With four seconds left before halftime, and what should have been a rather insignificant 3-0 deficit, the Cowboys for some dumb reason had Romo drop back and attempt a pass from his own 28. That, in and of itself, is unwise because Romo wasn't far enough up the field to heave the ball into the end zone. The professional thing to do would have been to have Romo take a knee and end the half . . . or perhaps hand the ball off to run out the clock . . . or perhaps run a legitimate downfield play for the rookie Bryant, just to get him the feel for being in a big-time ballgame.
But no. Romo pitches the ball out, which is dangerous enough. And Tashard Choice, instead of simply going down once he saw no daylight, allowed the ball to be ripped from his arms, which started the play on which DeAngelo Hall ran the silly fumble into the other end zone for a 10-0 Washington lead.
(The Redskins didn't distinguish themselves, exactly, taking a field goal off the board in such a low-scoring affair, a move that would have been examined to death had that Romo touchdown pass stood in the end.)
As is, this serves as a reminder why these Cowboys cannot be trusted, no matter how good they look on paper. It's why the Redskins have every reason to think they can win the NFC East. These Cowboys aren't talented enough or resourceful enough to be a lock to win anything. The Redskins have a more accomplished quarterback, and no matter how likeable Romo is, the point isn't debatable. Jones, among the runners on both teams, is the most explosive, but neither team has a dominant back.
The Cowboys' defense gets a slight edge if for no other reason than DeMarcus Ware is probably one of the five best defensive players in the game. Austin is the best receiver but Santana Moss and Joey Galloway know how to handle themselves. The Cowboys line is slightly better when healthy, but it hasn't been in a couple of years. (Backup or new linemen committed a number of penalties and mistakes that cost the Cowboys dearly last night, particularly in the fourth quarter.)
And the Redskins would seem to have a huge advantage along the sideline. I mean seriously, with your life on the line would you want to go to battle for Wade Phillips or Mike Shanahan?

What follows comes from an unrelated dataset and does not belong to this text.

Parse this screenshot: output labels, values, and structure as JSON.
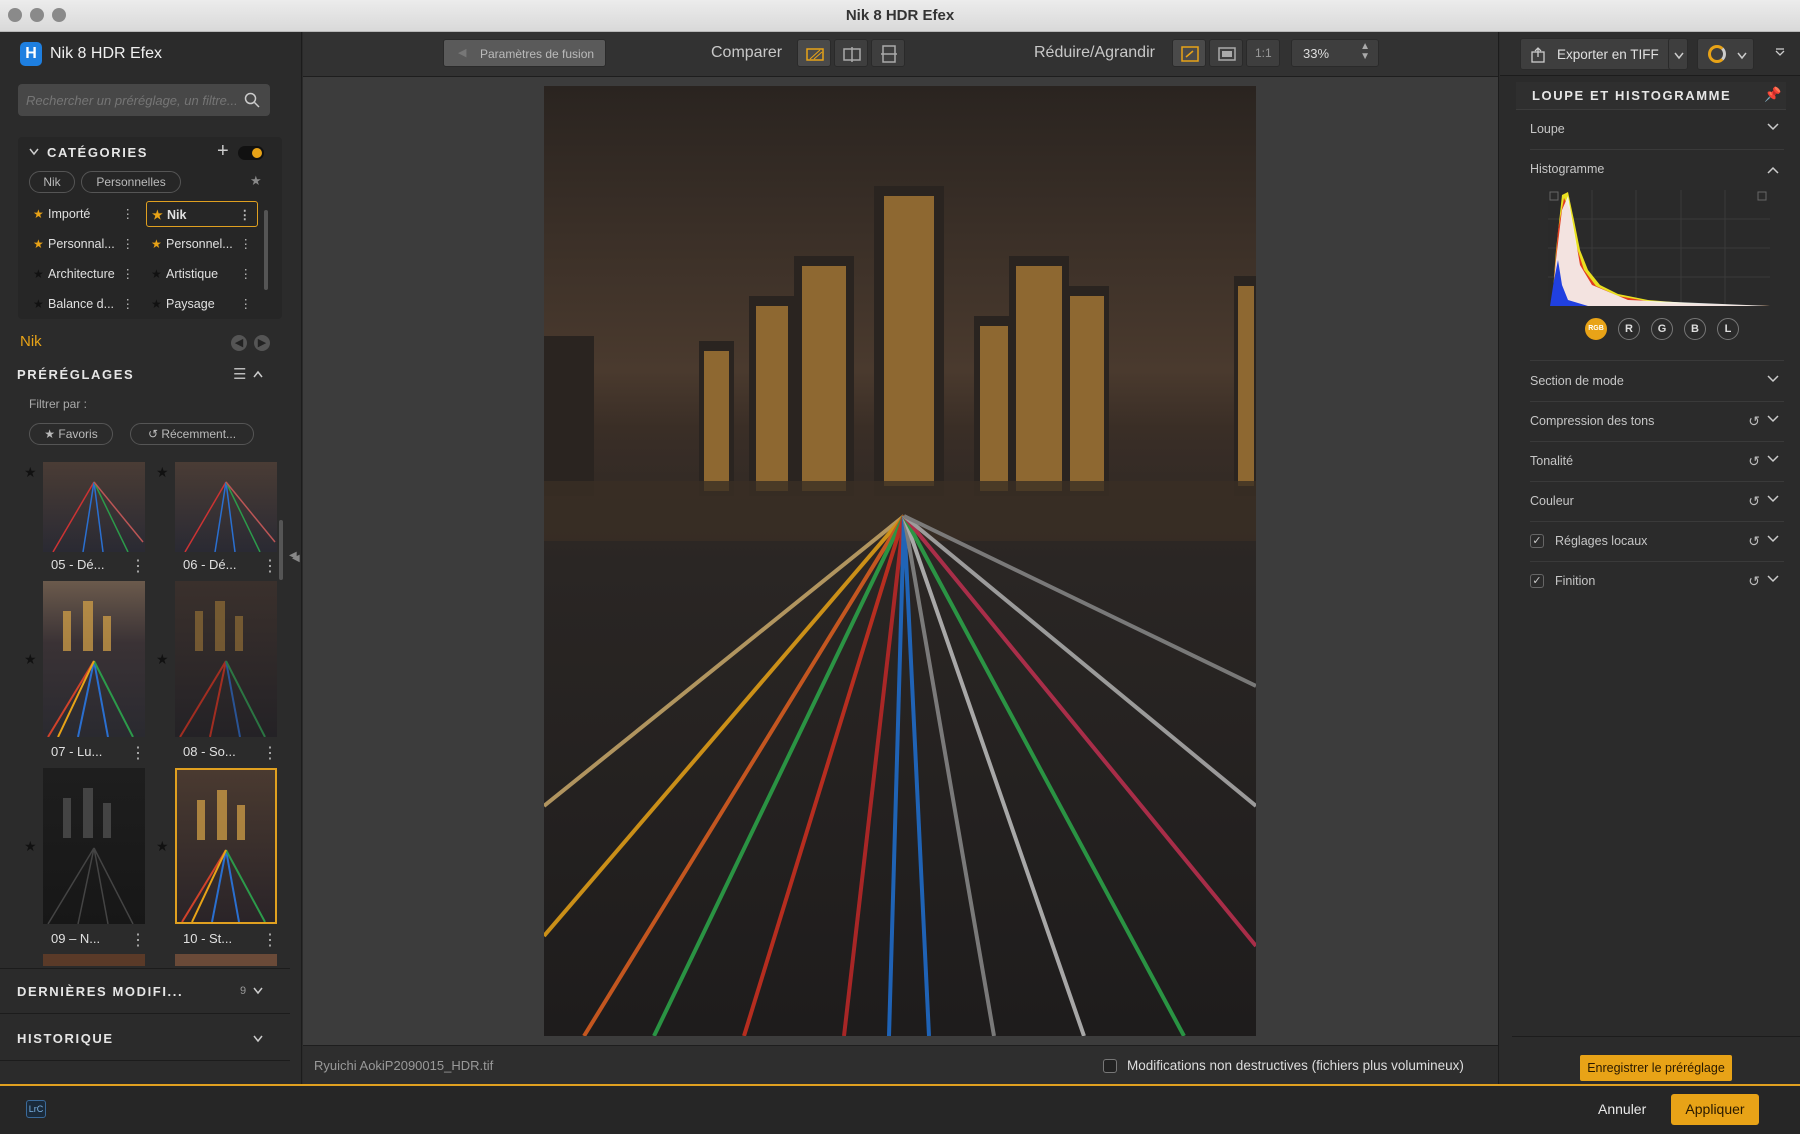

Okay, even if the Cowboys rate a little bit better than the Redskins, it's probably negligible, no reason to throw in the towel now, especially when you see the Cowboys, game after game over a period of years, do the dumb stuff these Cowboys do. If the end-of-half play wasn't enough, how about the sideline calling time out as Marion Barber rollicked downfield after taking a pitchout that could have resulted in a touchdown?
"At the end of the day, you have to find a way to win," Shanahan said, refusing to sugar coat what had happened.
It sure as hell beats trying to figure out what happened after a big passing day or Clinton Portis running for 150 yards in a loss. "Figuring out a way to win" isn't something the Redskins have majored in over the last dozen years; it's something they haven't embraced or even understood. If that's all the Redskins learned in Week 1 of the 2010 season, and Week 1 of the Shanahan-McNabb tenure here, then it almost certainly will be the kind of discovery the team ought to find satisfying.